So we all hear to use them because they are good for being reaching a decent tradeoff between human readable and most difficult to machine crack of the easy to remember category. But keep in mind, most difficult to crack of the human readable category, that’s like being the smartest kid with down syndrome. Cracking passphrases by just stringing together 5 words seems really easy. For example BabyDontDanceLikeThat isn’t a 21 character password, it’s just a simple 5 letter passphrase with Caps for first word. And most all passphrase generators don’t use words like ubiquitous, mendacious or polyglottal, they only use like the top 2000-3000 most common words.What I’m getting at is that passphrase crackers obviously aren’t going to run through all character permutations but will try to crack passphrases by combining words and also common passphrase formats (spaces, no spaces, Camel Case, all lowers, numbers/symbols between, numbers/symbols at end). Doesn’t it appear that passphrases are just overly hyped, especially since that xkcd comic kind of explain that they were uncrackable due to being so long (while glossing over the fact that a non dumb cracker would exploit the format of passphrases) ?

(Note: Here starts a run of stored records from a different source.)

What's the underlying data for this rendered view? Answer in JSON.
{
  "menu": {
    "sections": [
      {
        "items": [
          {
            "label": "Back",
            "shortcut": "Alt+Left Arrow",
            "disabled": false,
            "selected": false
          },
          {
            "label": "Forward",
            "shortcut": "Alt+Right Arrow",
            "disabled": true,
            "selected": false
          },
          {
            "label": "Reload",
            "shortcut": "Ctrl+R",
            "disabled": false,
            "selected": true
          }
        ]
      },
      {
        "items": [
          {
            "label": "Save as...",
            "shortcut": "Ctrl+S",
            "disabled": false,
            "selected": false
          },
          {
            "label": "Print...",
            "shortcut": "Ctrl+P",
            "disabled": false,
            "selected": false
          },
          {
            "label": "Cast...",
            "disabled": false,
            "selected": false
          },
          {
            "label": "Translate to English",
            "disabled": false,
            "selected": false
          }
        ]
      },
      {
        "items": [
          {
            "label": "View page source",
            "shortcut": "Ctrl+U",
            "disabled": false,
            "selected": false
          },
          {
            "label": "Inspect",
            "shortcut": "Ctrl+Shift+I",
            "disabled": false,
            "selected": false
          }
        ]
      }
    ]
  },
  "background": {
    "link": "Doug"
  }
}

i am using Protonmail with Protonmail Bridge, so that I can use Thunderbird to sort my mail into folders automatically.I found this cool Add-on called quickFilters, and I think there are others, that make it even easier to sort emails.But on the download page, there is a “Permissions” link that scares me. “Please note that this add-on uses legacy technology, which gives it access to all browser functions and data without requesting your permission."Can Add-ons in general take all your emails and data just like Gmail does?